[Start of section]

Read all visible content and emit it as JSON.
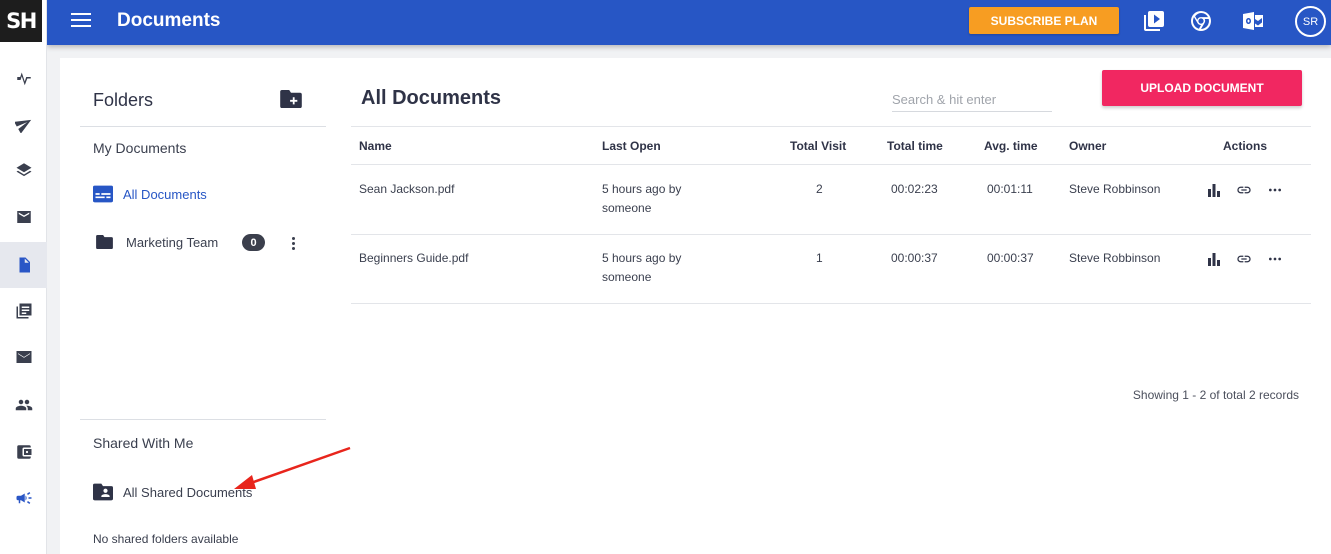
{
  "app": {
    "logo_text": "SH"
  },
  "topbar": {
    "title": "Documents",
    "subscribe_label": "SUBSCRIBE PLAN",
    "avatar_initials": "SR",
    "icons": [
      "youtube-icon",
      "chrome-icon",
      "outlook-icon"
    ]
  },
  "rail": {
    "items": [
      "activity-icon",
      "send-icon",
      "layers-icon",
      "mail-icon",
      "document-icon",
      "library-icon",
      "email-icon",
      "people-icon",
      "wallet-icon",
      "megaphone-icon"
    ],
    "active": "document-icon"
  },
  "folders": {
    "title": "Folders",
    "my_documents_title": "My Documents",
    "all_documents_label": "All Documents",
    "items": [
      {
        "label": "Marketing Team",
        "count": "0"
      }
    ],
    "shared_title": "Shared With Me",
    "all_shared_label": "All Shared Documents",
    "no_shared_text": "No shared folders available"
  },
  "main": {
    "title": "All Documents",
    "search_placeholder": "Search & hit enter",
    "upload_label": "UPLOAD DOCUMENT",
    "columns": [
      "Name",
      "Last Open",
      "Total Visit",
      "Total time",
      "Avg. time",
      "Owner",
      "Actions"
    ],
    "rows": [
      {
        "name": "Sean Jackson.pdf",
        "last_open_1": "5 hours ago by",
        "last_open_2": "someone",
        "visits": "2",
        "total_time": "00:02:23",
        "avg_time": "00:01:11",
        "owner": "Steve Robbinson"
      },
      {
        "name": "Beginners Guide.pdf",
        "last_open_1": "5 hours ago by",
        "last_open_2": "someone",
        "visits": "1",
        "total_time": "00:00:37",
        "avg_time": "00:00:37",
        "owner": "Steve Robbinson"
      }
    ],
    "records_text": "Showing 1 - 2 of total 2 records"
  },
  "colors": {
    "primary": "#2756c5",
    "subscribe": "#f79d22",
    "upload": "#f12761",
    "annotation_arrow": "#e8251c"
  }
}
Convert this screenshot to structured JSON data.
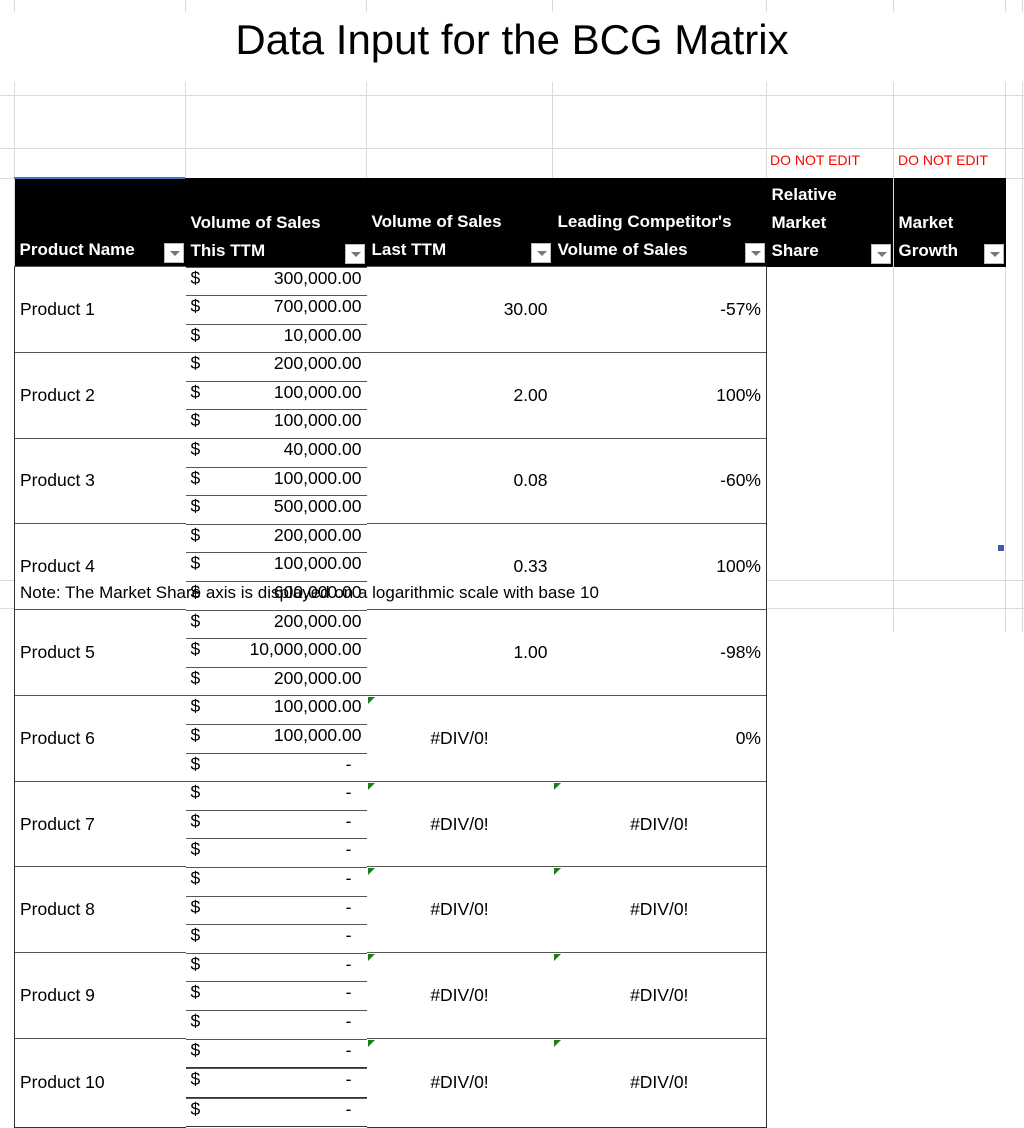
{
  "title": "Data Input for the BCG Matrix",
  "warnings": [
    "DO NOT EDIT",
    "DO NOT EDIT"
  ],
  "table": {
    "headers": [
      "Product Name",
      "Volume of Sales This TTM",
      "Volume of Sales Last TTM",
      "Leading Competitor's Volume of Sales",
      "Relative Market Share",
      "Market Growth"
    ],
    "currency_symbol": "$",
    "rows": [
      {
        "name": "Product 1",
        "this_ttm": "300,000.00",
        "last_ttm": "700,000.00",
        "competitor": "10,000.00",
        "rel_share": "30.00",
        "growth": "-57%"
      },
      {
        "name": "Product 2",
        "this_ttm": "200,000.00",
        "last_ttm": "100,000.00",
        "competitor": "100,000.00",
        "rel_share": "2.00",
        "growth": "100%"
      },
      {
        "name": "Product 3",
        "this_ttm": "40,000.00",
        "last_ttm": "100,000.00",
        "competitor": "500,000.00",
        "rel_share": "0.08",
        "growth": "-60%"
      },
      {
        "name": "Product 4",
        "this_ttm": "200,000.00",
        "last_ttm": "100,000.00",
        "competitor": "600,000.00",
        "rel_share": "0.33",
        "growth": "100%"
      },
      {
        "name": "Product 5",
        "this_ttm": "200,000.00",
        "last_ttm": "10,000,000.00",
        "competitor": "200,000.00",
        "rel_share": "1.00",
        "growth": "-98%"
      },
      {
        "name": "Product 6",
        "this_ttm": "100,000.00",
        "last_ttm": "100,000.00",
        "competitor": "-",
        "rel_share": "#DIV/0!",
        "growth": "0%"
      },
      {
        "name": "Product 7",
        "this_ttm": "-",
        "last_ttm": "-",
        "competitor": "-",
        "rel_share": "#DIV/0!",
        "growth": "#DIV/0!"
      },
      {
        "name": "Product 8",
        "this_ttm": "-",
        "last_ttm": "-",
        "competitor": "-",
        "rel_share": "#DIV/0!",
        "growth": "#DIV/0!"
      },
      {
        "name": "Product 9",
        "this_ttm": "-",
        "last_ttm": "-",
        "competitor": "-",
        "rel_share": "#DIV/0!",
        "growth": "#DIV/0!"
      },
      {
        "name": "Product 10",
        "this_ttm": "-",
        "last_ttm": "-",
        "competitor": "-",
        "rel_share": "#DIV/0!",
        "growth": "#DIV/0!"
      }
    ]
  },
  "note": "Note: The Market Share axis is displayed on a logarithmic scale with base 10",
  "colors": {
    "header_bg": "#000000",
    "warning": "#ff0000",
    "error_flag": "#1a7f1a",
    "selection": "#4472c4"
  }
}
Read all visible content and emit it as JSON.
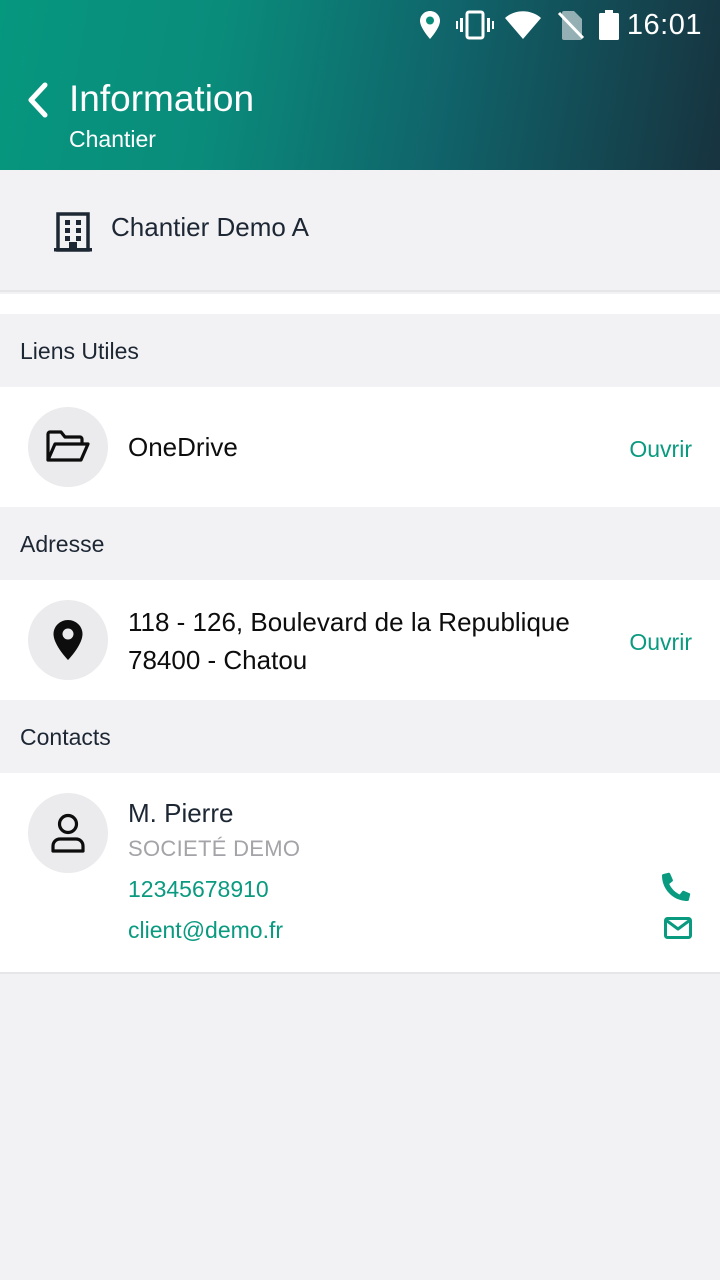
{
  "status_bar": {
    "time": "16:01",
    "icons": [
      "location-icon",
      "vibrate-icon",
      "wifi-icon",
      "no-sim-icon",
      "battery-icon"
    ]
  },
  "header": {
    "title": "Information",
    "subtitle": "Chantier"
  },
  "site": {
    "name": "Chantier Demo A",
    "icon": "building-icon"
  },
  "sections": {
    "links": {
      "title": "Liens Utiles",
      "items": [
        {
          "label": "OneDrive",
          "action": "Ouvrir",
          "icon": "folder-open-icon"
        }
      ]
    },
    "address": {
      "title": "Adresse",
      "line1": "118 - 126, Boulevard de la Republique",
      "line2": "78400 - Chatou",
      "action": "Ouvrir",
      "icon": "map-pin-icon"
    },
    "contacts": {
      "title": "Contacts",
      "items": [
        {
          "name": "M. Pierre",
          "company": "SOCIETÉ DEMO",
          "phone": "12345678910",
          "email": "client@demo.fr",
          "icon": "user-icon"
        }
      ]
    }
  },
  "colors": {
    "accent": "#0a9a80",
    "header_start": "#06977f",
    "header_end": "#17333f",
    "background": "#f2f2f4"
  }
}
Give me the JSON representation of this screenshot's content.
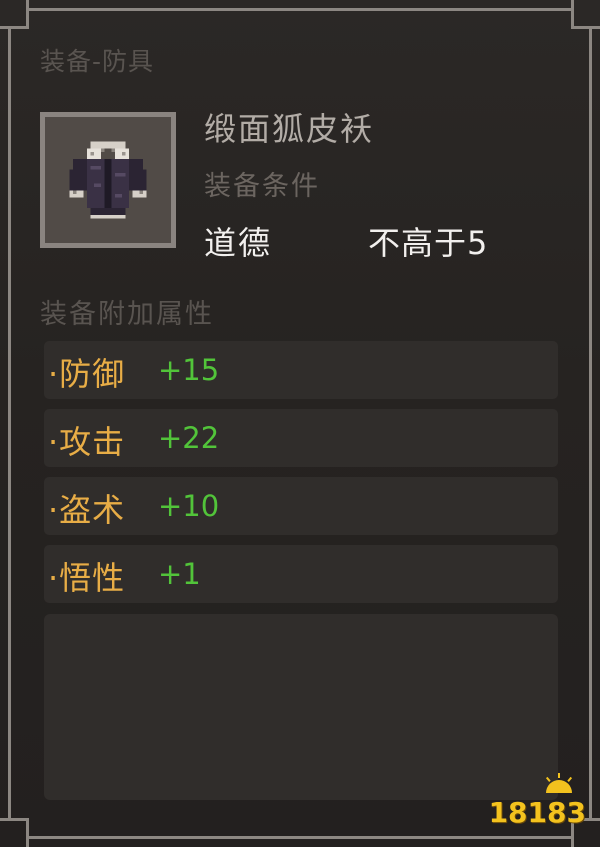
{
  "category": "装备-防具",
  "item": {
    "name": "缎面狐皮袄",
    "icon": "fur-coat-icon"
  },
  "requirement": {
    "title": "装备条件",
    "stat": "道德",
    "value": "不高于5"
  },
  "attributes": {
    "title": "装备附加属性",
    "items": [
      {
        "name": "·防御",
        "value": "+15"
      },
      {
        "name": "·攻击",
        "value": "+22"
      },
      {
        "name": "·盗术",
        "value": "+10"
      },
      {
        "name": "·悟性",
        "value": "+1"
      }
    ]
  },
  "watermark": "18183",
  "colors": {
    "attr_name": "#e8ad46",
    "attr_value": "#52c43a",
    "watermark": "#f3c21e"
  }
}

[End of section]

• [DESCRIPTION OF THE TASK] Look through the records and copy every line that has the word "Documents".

• [OUTPUT BELOW]
    "title": "Documents",
    "my_documents_title": "My Documents",
    "all_documents_label": "All Documents",
    "all_shared_label": "All Shared Documents",
    "title": "All Documents",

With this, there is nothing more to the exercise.